(Stored dataset items)
::::::::::

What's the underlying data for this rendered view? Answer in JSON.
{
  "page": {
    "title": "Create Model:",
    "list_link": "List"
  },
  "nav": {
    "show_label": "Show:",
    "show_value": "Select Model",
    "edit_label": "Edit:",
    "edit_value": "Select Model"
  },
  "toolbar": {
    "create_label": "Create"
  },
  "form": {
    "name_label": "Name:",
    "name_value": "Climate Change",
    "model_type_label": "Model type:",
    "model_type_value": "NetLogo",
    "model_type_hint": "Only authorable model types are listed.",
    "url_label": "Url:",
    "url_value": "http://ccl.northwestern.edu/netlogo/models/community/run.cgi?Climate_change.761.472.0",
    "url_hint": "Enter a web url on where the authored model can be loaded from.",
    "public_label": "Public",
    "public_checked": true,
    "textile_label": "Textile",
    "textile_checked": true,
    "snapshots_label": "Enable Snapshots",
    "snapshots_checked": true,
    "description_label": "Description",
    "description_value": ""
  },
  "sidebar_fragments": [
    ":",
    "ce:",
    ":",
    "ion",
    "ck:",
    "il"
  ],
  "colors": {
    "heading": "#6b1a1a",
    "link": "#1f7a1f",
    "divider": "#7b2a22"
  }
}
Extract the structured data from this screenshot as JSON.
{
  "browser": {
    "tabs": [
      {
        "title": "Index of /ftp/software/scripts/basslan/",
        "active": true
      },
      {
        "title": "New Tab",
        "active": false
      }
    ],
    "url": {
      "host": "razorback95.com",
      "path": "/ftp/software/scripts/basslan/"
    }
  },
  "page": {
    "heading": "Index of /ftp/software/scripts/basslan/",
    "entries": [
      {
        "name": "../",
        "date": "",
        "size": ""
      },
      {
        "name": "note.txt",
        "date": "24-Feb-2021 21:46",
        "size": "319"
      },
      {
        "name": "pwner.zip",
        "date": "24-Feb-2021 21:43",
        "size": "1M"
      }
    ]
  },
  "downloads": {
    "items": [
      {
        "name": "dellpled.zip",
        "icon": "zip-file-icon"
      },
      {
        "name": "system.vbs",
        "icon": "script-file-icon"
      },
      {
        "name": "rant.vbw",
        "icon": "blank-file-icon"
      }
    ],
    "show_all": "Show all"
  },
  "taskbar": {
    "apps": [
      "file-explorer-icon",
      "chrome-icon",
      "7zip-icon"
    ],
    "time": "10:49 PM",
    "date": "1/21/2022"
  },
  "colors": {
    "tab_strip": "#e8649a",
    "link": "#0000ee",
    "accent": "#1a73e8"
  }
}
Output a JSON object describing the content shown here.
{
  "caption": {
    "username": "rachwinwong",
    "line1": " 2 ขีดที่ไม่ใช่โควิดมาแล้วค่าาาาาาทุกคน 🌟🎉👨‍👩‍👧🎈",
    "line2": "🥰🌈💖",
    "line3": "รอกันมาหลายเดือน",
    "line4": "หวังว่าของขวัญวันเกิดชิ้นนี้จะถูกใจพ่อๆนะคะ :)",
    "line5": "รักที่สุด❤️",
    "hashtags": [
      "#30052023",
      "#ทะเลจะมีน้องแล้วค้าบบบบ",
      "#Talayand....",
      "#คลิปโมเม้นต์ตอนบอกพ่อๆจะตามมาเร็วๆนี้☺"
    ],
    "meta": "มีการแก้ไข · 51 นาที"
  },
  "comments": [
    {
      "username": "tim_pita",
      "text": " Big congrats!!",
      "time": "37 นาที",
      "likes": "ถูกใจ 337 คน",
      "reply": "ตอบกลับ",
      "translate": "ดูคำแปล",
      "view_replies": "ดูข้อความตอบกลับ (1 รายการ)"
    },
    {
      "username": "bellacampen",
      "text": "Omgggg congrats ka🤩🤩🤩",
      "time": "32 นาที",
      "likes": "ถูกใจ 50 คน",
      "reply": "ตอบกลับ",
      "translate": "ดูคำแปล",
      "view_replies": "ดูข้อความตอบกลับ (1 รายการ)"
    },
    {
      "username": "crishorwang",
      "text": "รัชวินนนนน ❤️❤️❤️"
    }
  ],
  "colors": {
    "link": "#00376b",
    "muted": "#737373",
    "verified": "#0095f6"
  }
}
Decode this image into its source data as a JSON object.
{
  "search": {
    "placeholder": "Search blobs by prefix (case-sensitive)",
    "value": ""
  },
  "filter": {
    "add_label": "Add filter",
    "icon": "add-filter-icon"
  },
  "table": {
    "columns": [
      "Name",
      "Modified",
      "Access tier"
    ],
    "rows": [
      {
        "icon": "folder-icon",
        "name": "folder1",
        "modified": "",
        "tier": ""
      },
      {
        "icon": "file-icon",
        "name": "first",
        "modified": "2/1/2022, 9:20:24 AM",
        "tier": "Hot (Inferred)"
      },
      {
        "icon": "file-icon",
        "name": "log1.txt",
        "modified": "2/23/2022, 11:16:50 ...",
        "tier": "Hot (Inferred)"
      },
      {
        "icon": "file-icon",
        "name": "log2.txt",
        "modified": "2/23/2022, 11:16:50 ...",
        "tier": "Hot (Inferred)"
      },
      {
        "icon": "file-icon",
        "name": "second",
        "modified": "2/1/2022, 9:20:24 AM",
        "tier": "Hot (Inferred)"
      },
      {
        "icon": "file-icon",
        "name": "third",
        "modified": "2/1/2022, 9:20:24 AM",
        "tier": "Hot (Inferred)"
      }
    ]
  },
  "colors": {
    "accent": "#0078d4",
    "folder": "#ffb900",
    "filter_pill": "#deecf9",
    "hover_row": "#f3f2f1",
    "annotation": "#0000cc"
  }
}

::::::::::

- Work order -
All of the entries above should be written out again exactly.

- Exercise output -
What's the underlying data for this rendered view? Answer in JSON.
{
  "page": {
    "title": "Create Model:",
    "list_link": "List"
  },
  "nav": {
    "show_label": "Show:",
    "show_value": "Select Model",
    "edit_label": "Edit:",
    "edit_value": "Select Model"
  },
  "toolbar": {
    "create_label": "Create"
  },
  "form": {
    "name_label": "Name:",
    "name_value": "Climate Change",
    "model_type_label": "Model type:",
    "model_type_value": "NetLogo",
    "model_type_hint": "Only authorable model types are listed.",
    "url_label": "Url:",
    "url_value": "http://ccl.northwestern.edu/netlogo/models/community/run.cgi?Climate_change.761.472.0",
    "url_hint": "Enter a web url on where the authored model can be loaded from.",
    "public_label": "Public",
    "public_checked": true,
    "textile_label": "Textile",
    "textile_checked": true,
    "snapshots_label": "Enable Snapshots",
    "snapshots_checked": true,
    "description_label": "Description",
    "description_value": ""
  },
  "sidebar_fragments": [
    ":",
    "ce:",
    ":",
    "ion",
    "ck:",
    "il"
  ],
  "colors": {
    "heading": "#6b1a1a",
    "link": "#1f7a1f",
    "divider": "#7b2a22"
  }
}
Extract the structured data from this screenshot as JSON.
{
  "browser": {
    "tabs": [
      {
        "title": "Index of /ftp/software/scripts/basslan/",
        "active": true
      },
      {
        "title": "New Tab",
        "active": false
      }
    ],
    "url": {
      "host": "razorback95.com",
      "path": "/ftp/software/scripts/basslan/"
    }
  },
  "page": {
    "heading": "Index of /ftp/software/scripts/basslan/",
    "entries": [
      {
        "name": "../",
        "date": "",
        "size": ""
      },
      {
        "name": "note.txt",
        "date": "24-Feb-2021 21:46",
        "size": "319"
      },
      {
        "name": "pwner.zip",
        "date": "24-Feb-2021 21:43",
        "size": "1M"
      }
    ]
  },
  "downloads": {
    "items": [
      {
        "name": "dellpled.zip",
        "icon": "zip-file-icon"
      },
      {
        "name": "system.vbs",
        "icon": "script-file-icon"
      },
      {
        "name": "rant.vbw",
        "icon": "blank-file-icon"
      }
    ],
    "show_all": "Show all"
  },
  "taskbar": {
    "apps": [
      "file-explorer-icon",
      "chrome-icon",
      "7zip-icon"
    ],
    "time": "10:49 PM",
    "date": "1/21/2022"
  },
  "colors": {
    "tab_strip": "#e8649a",
    "link": "#0000ee",
    "accent": "#1a73e8"
  }
}
Output a JSON object describing the content shown here.
{
  "caption": {
    "username": "rachwinwong",
    "line1": " 2 ขีดที่ไม่ใช่โควิดมาแล้วค่าาาาาาทุกคน 🌟🎉👨‍👩‍👧🎈",
    "line2": "🥰🌈💖",
    "line3": "รอกันมาหลายเดือน",
    "line4": "หวังว่าของขวัญวันเกิดชิ้นนี้จะถูกใจพ่อๆนะคะ :)",
    "line5": "รักที่สุด❤️",
    "hashtags": [
      "#30052023",
      "#ทะเลจะมีน้องแล้วค้าบบบบ",
      "#Talayand....",
      "#คลิปโมเม้นต์ตอนบอกพ่อๆจะตามมาเร็วๆนี้☺"
    ],
    "meta": "มีการแก้ไข · 51 นาที"
  },
  "comments": [
    {
      "username": "tim_pita",
      "text": " Big congrats!!",
      "time": "37 นาที",
      "likes": "ถูกใจ 337 คน",
      "reply": "ตอบกลับ",
      "translate": "ดูคำแปล",
      "view_replies": "ดูข้อความตอบกลับ (1 รายการ)"
    },
    {
      "username": "bellacampen",
      "text": "Omgggg congrats ka🤩🤩🤩",
      "time": "32 นาที",
      "likes": "ถูกใจ 50 คน",
      "reply": "ตอบกลับ",
      "translate": "ดูคำแปล",
      "view_replies": "ดูข้อความตอบกลับ (1 รายการ)"
    },
    {
      "username": "crishorwang",
      "text": "รัชวินนนนน ❤️❤️❤️"
    }
  ],
  "colors": {
    "link": "#00376b",
    "muted": "#737373",
    "verified": "#0095f6"
  }
}
Decode this image into its source data as a JSON object.
{
  "search": {
    "placeholder": "Search blobs by prefix (case-sensitive)",
    "value": ""
  },
  "filter": {
    "add_label": "Add filter",
    "icon": "add-filter-icon"
  },
  "table": {
    "columns": [
      "Name",
      "Modified",
      "Access tier"
    ],
    "rows": [
      {
        "icon": "folder-icon",
        "name": "folder1",
        "modified": "",
        "tier": ""
      },
      {
        "icon": "file-icon",
        "name": "first",
        "modified": "2/1/2022, 9:20:24 AM",
        "tier": "Hot (Inferred)"
      },
      {
        "icon": "file-icon",
        "name": "log1.txt",
        "modified": "2/23/2022, 11:16:50 ...",
        "tier": "Hot (Inferred)"
      },
      {
        "icon": "file-icon",
        "name": "log2.txt",
        "modified": "2/23/2022, 11:16:50 ...",
        "tier": "Hot (Inferred)"
      },
      {
        "icon": "file-icon",
        "name": "second",
        "modified": "2/1/2022, 9:20:24 AM",
        "tier": "Hot (Inferred)"
      },
      {
        "icon": "file-icon",
        "name": "third",
        "modified": "2/1/2022, 9:20:24 AM",
        "tier": "Hot (Inferred)"
      }
    ]
  },
  "colors": {
    "accent": "#0078d4",
    "folder": "#ffb900",
    "filter_pill": "#deecf9",
    "hover_row": "#f3f2f1",
    "annotation": "#0000cc"
  }
}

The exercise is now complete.